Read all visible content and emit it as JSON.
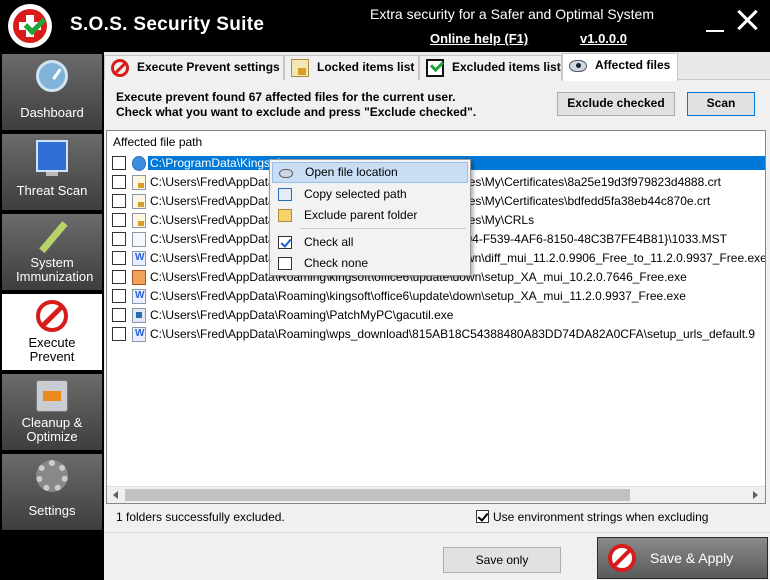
{
  "app": {
    "title": "S.O.S. Security Suite",
    "tagline": "Extra security for a Safer and Optimal System",
    "help_link": "Online help (F1)",
    "version": "v1.0.0.0"
  },
  "sidebar": {
    "items": [
      {
        "label": "Dashboard",
        "icon": "dashboard-icon"
      },
      {
        "label": "Threat Scan",
        "icon": "monitor-icon"
      },
      {
        "label": "System Immunization",
        "icon": "syringe-icon"
      },
      {
        "label": "Execute Prevent",
        "icon": "no-entry-icon",
        "active": true
      },
      {
        "label": "Cleanup & Optimize",
        "icon": "toolbox-icon"
      },
      {
        "label": "Settings",
        "icon": "gear-icon"
      }
    ]
  },
  "tabs": [
    {
      "label": "Execute Prevent settings",
      "icon": "no-entry-icon"
    },
    {
      "label": "Locked items list",
      "icon": "lock-icon"
    },
    {
      "label": "Excluded items list",
      "icon": "checkbox-icon"
    },
    {
      "label": "Affected files",
      "icon": "eye-icon",
      "active": true
    }
  ],
  "main": {
    "info_line1": "Execute prevent found 67 affected files for the current user.",
    "info_line2": "Check what you want to exclude and press \"Exclude checked\".",
    "exclude_button": "Exclude checked",
    "scan_button": "Scan",
    "list_header": "Affected file path",
    "rows": [
      {
        "path": "C:\\ProgramData\\Kingsoft",
        "icon": "folder-icon",
        "checked": false,
        "selected": true
      },
      {
        "path": "C:\\Users\\Fred\\AppData\\Roaming\\Microsoft\\SystemCertificates\\My\\Certificates\\8a25e19d3f979823d4888.crt",
        "icon": "certificate-icon",
        "checked": false
      },
      {
        "path": "C:\\Users\\Fred\\AppData\\Roaming\\Microsoft\\SystemCertificates\\My\\Certificates\\bdfedd5fa38eb44c870e.crt",
        "icon": "certificate-icon",
        "checked": false
      },
      {
        "path": "C:\\Users\\Fred\\AppData\\Roaming\\Microsoft\\SystemCertificates\\My\\CRLs",
        "icon": "certificate-icon",
        "checked": false
      },
      {
        "path": "C:\\Users\\Fred\\AppData\\Roaming\\Microsoft\\Installer\\{2B64294-F539-4AF6-8150-48C3B7FE4B81}\\1033.MST",
        "icon": "file-icon",
        "checked": false
      },
      {
        "path": "C:\\Users\\Fred\\AppData\\Roaming\\kingsoft\\office6\\update\\down\\diff_mui_11.2.0.9906_Free_to_11.2.0.9937_Free.exe",
        "icon": "wps-icon",
        "checked": false
      },
      {
        "path": "C:\\Users\\Fred\\AppData\\Roaming\\kingsoft\\office6\\update\\down\\setup_XA_mui_10.2.0.7646_Free.exe",
        "icon": "installer-icon",
        "checked": false
      },
      {
        "path": "C:\\Users\\Fred\\AppData\\Roaming\\kingsoft\\office6\\update\\down\\setup_XA_mui_11.2.0.9937_Free.exe",
        "icon": "wps-icon",
        "checked": false
      },
      {
        "path": "C:\\Users\\Fred\\AppData\\Roaming\\PatchMyPC\\gacutil.exe",
        "icon": "exe-icon",
        "checked": false
      },
      {
        "path": "C:\\Users\\Fred\\AppData\\Roaming\\wps_download\\815AB18C54388480A83DD74DA82A0CFA\\setup_urls_default.9",
        "icon": "wps-icon",
        "checked": false
      }
    ],
    "status_text": "1 folders successfully excluded.",
    "env_strings_label": "Use environment strings when excluding",
    "env_strings_checked": true,
    "save_only_button": "Save only",
    "save_apply_button": "Save & Apply"
  },
  "context_menu": {
    "items": [
      {
        "label": "Open file location",
        "icon": "eye-icon",
        "highlighted": true
      },
      {
        "label": "Copy selected path",
        "icon": "copy-icon"
      },
      {
        "label": "Exclude parent folder",
        "icon": "folder-icon"
      },
      {
        "label": "Check all",
        "icon": "checked-box-icon"
      },
      {
        "label": "Check none",
        "icon": "unchecked-box-icon"
      }
    ]
  },
  "colors": {
    "accent_red": "#d81b1b",
    "selection_blue": "#0078d7",
    "menu_highlight": "#c9def5"
  }
}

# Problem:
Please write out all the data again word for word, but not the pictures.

# Task solution:
Read all visible content and emit it as JSON.
{
  "app": {
    "title": "S.O.S. Security Suite",
    "tagline": "Extra security for a Safer and Optimal System",
    "help_link": "Online help (F1)",
    "version": "v1.0.0.0"
  },
  "sidebar": {
    "items": [
      {
        "label": "Dashboard",
        "icon": "dashboard-icon"
      },
      {
        "label": "Threat Scan",
        "icon": "monitor-icon"
      },
      {
        "label": "System Immunization",
        "icon": "syringe-icon"
      },
      {
        "label": "Execute Prevent",
        "icon": "no-entry-icon",
        "active": true
      },
      {
        "label": "Cleanup & Optimize",
        "icon": "toolbox-icon"
      },
      {
        "label": "Settings",
        "icon": "gear-icon"
      }
    ]
  },
  "tabs": [
    {
      "label": "Execute Prevent settings",
      "icon": "no-entry-icon"
    },
    {
      "label": "Locked items list",
      "icon": "lock-icon"
    },
    {
      "label": "Excluded items list",
      "icon": "checkbox-icon"
    },
    {
      "label": "Affected files",
      "icon": "eye-icon",
      "active": true
    }
  ],
  "main": {
    "info_line1": "Execute prevent found 67 affected files for the current user.",
    "info_line2": "Check what you want to exclude and press \"Exclude checked\".",
    "exclude_button": "Exclude checked",
    "scan_button": "Scan",
    "list_header": "Affected file path",
    "rows": [
      {
        "path": "C:\\ProgramData\\Kingsoft",
        "icon": "folder-icon",
        "checked": false,
        "selected": true
      },
      {
        "path": "C:\\Users\\Fred\\AppData\\Roaming\\Microsoft\\SystemCertificates\\My\\Certificates\\8a25e19d3f979823d4888.crt",
        "icon": "certificate-icon",
        "checked": false
      },
      {
        "path": "C:\\Users\\Fred\\AppData\\Roaming\\Microsoft\\SystemCertificates\\My\\Certificates\\bdfedd5fa38eb44c870e.crt",
        "icon": "certificate-icon",
        "checked": false
      },
      {
        "path": "C:\\Users\\Fred\\AppData\\Roaming\\Microsoft\\SystemCertificates\\My\\CRLs",
        "icon": "certificate-icon",
        "checked": false
      },
      {
        "path": "C:\\Users\\Fred\\AppData\\Roaming\\Microsoft\\Installer\\{2B64294-F539-4AF6-8150-48C3B7FE4B81}\\1033.MST",
        "icon": "file-icon",
        "checked": false
      },
      {
        "path": "C:\\Users\\Fred\\AppData\\Roaming\\kingsoft\\office6\\update\\down\\diff_mui_11.2.0.9906_Free_to_11.2.0.9937_Free.exe",
        "icon": "wps-icon",
        "checked": false
      },
      {
        "path": "C:\\Users\\Fred\\AppData\\Roaming\\kingsoft\\office6\\update\\down\\setup_XA_mui_10.2.0.7646_Free.exe",
        "icon": "installer-icon",
        "checked": false
      },
      {
        "path": "C:\\Users\\Fred\\AppData\\Roaming\\kingsoft\\office6\\update\\down\\setup_XA_mui_11.2.0.9937_Free.exe",
        "icon": "wps-icon",
        "checked": false
      },
      {
        "path": "C:\\Users\\Fred\\AppData\\Roaming\\PatchMyPC\\gacutil.exe",
        "icon": "exe-icon",
        "checked": false
      },
      {
        "path": "C:\\Users\\Fred\\AppData\\Roaming\\wps_download\\815AB18C54388480A83DD74DA82A0CFA\\setup_urls_default.9",
        "icon": "wps-icon",
        "checked": false
      }
    ],
    "status_text": "1 folders successfully excluded.",
    "env_strings_label": "Use environment strings when excluding",
    "env_strings_checked": true,
    "save_only_button": "Save only",
    "save_apply_button": "Save & Apply"
  },
  "context_menu": {
    "items": [
      {
        "label": "Open file location",
        "icon": "eye-icon",
        "highlighted": true
      },
      {
        "label": "Copy selected path",
        "icon": "copy-icon"
      },
      {
        "label": "Exclude parent folder",
        "icon": "folder-icon"
      },
      {
        "label": "Check all",
        "icon": "checked-box-icon"
      },
      {
        "label": "Check none",
        "icon": "unchecked-box-icon"
      }
    ]
  },
  "colors": {
    "accent_red": "#d81b1b",
    "selection_blue": "#0078d7",
    "menu_highlight": "#c9def5"
  }
}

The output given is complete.